“What keeps me in the arts is that it’s love and passion. It’s something that makes me understand myself better each time I work,” says Denise Carvalho, a Brazilian-born visual artist and professor who lives in New York. Her artwork has been featured in several cities including New York, Buenos Aires, Paris and Florence.
“Through any form of expression, we are allowing ourselves to become better people, to grow in our lifetime and to make our world better.”
Carvalho also thinks that human connections are part of the art process, and this is one of the reasons art galleries are so important.
“The artist is completing the work in complete solitude while the viewer has another role, which is sociability.”
For James Darwin Corbiere, an Anishinaabe artist from Manitoulin Island, Ontario, creating Eastern Woodland art is “very healing.”

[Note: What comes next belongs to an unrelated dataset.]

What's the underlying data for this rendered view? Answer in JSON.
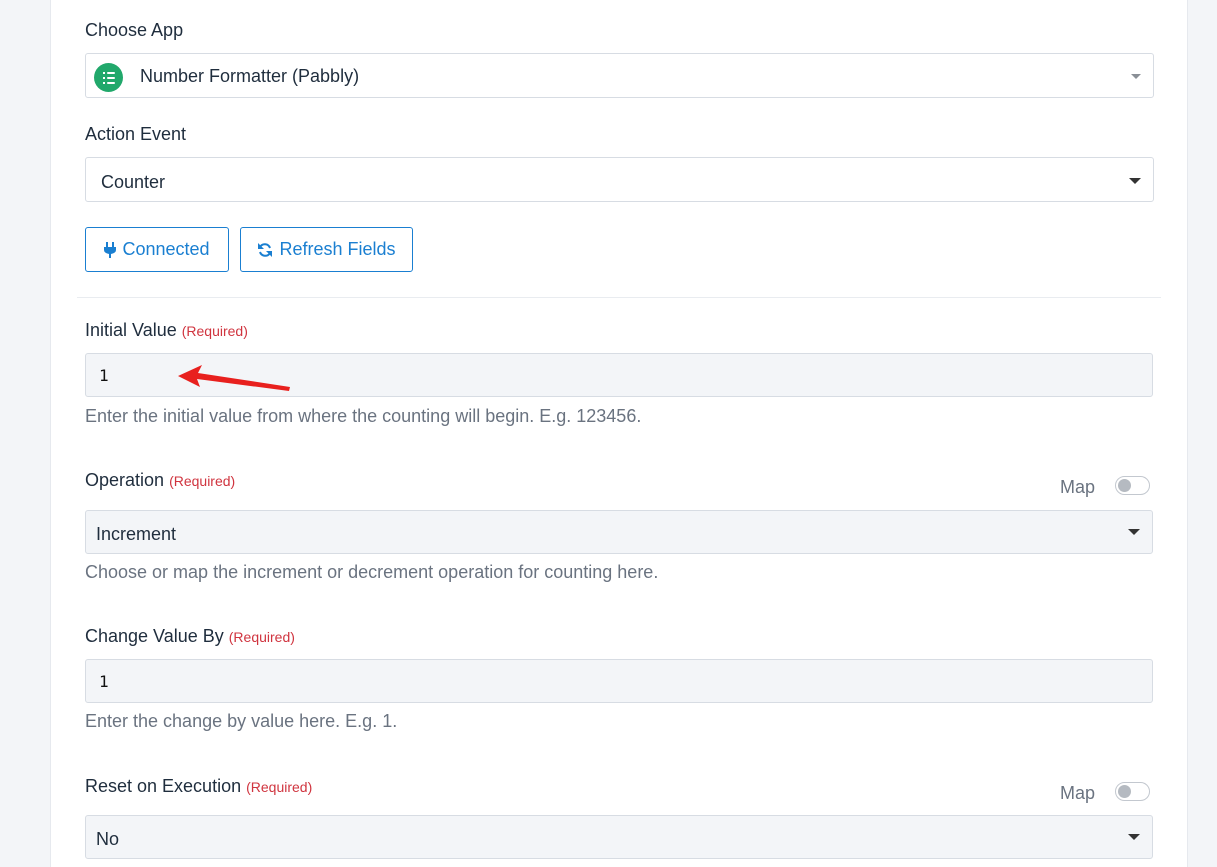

He paints on planks of white ash and doesn’t go with a preconceived notion of what his artwork will become.
“It basically tells me what it wants to be and tells me stories at the same time,” Corbiere says. “Right after the pandemic was declared, I realized the earth was healing. And that’s what came up, this image of Mother Earth sitting in the hot tub, taking a break.”
He also points out that art helps bring connection to people and that if you “look at a piece of art and think about it even for half a minute, it can change your way of thinking, or mood; it can do a lot of help.”
Corbiere will open an art gallery in Cowichan Bay, where he recently moved with his wife. “I’ll make enough, and I’ll be happy,” he says.
Three years ago, Max Khusid was leading a team of data analytics and web development for Apple. After nine years in Silicon Valley, he decided to leave the tech industry and travel the world. In 2018, during his travels, he discovered an artist in Armenia and realized what he really wanted to do: introduce artists from all over the world to America.
He spent a year in the San Mateo Public Library in San Francisco learning all he could about the arts industry and then opened an art gallery, Art House SF, representing artists from around the world, including France, Italy, Armenia, Morocco and Chile.
“We work in these tech companies, and we build products and fancy gadgets. But the most unique and interesting product of all is a human being”.
He also thinks the industry needs to change.
“It’s very hard to make a living if you’re a good artist, while it’s very easy to get a good salary working as a software developer,” he says. “I don’t have illusions with changing the world, but I like to play a little role in supporting art because I think it’s important”.
They will all participate in Art Vancouver, to be held at the Vancouver Convention Centre East, Sept. 23–26, 2021.
By Cindy Vezga